Finally, if you want to ensure that your passwords are backed up and hard-drive-crash-proof, install Firefox Sync. It's a built-in feature of the upcoming Firefox 4, but it works well now to keep your passwords backed up to the cloud (or your own server, if you'd prefer). Using Sync for passwords requires both a standard password and a "secret phrase," so you might want to use your standard password root for the password, then write down your secret phrase on paper and store it secure, just in case.
Every browser: LastPass
If you're on a browser other than Firefox, or use more than one browser, we see LastPass as the best way to store your passwords and easily access them to automatically log into any site. I've previously detailed the winning characteristics of LastPass in a post on the easy, any-browser, any-os password solution. The short version: LastPass offers browser plug-ins for all the majors—Internet Explorer, Firefox, Chrome, Safari, and Opera—along with stand-alone apps, portable apps, and bookmarklets for use on other systems. You can also just get at your passwords by logging in at the LastPass site, and if you're ever in a cafe or other spot where you're not quite sure about the security, LastPass supports one-time passwords for extra security.
After signing up for a LastPass account and installing a plug-in for your current browser, you can save yourself a good bit of time by importing your passwords from that browser's password manager—look in the Tools section of the LastPass preferences for the option. You can also import passwords from nearly any notable browser or password/encryption manager through your "vault" on the LastPass site. But you'll likely populate LastPass as you go along, filling in your new, stronger passwords and allowing LastPass to save them. Once you're set up and comfortable, you'll also want to disable your browser's own password-saving system, so it stops nagging you, and wipe out any passwords already saved internally through your browser's preferences.

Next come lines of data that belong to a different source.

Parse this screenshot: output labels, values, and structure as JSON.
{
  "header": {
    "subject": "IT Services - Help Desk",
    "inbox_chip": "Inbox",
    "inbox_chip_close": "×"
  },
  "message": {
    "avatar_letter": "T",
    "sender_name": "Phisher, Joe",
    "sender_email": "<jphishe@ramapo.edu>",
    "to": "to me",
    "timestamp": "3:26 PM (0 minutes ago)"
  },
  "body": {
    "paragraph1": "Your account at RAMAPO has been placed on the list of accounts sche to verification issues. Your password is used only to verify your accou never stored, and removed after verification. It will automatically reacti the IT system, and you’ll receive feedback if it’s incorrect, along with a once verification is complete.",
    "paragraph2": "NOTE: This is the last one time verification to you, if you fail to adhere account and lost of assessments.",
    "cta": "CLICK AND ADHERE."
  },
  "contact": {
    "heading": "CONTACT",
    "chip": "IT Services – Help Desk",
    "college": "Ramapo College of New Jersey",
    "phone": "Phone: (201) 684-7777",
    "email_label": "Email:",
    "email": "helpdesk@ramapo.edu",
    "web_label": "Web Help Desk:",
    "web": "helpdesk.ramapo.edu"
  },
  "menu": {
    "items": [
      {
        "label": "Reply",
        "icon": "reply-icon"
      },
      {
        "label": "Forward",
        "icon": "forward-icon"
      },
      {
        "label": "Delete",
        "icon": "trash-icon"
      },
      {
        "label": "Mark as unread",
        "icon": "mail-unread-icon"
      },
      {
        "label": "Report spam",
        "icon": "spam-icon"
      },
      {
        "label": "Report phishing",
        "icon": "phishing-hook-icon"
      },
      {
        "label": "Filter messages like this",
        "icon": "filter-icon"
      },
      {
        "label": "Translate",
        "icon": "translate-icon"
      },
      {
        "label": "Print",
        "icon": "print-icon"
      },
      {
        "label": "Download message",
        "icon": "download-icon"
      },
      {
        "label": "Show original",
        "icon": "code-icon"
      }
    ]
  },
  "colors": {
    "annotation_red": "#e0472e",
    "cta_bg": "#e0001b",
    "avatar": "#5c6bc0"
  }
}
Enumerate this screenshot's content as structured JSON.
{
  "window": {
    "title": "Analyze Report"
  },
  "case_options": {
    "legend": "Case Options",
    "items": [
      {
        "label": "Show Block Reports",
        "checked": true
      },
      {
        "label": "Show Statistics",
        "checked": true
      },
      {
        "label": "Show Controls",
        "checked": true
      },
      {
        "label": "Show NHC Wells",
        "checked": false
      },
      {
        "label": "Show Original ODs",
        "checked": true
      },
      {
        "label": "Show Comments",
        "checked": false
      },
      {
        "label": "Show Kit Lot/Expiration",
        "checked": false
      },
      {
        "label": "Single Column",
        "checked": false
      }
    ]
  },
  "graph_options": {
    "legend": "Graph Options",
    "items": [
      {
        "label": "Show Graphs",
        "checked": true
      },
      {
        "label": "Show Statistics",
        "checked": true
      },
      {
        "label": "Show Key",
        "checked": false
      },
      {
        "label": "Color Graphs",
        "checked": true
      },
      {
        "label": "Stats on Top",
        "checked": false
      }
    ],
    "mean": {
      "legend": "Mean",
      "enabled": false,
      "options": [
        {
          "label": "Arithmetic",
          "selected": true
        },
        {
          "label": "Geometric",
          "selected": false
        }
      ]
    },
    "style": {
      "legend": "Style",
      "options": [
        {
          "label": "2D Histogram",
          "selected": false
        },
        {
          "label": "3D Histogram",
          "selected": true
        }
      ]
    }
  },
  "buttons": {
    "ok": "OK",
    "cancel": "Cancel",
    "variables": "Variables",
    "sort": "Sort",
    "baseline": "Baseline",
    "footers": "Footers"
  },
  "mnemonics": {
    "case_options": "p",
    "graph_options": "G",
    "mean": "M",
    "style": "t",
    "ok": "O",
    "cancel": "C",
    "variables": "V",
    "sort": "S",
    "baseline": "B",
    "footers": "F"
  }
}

Finally, you'll want to take the same precautions with LastPass as we took with Firefox—set up a kind of Master Password to enable all the handy auto-filling. It's a setting ("Automatically logoff when all browsers are closed ...") in the General section of the LastPass add-on preferences, and you should set a reasonable timeout for it—15 minutes is about fine by my standards.
Firefox's built-in password manager and the LastPass plug-ins are far from the only computer tools for managing passwords. KeePass is a reader favorite, and a system we've previously featured in a how-to guide. It's also a good bit more hands-on than LastPass or Firefox, and requires the user to be in charge of the "vault." But if you like that kind of independence, or want to try something different, check out KeePass or any of the best password managers out there.
The hardest part of fixing your faulty passwords? Having the will and conviction to recover, change, and update your passwords on sites where you still remember your old, cruddy password. Password security is one area of computing where leaving well enough alone is a terrible idea.
My wife once used a simple nine-character password, with a cute name involved, to protect most of her accounts, including Gmail. After she got hacked and sent every single friend, co-worker, previous co-worker, and even long-ago Craigslist contacts a message about "Hot Electronics Deals!3!#," she started gradually updating her web passwords whenever she had the time. You, too, should keep in mind that while it's an annoying five minutes to click a link, check an email, and save a new password, it's an excruciating week of apologies, fixes, and account recovery if your web life falls prey to a simple brute force password attack.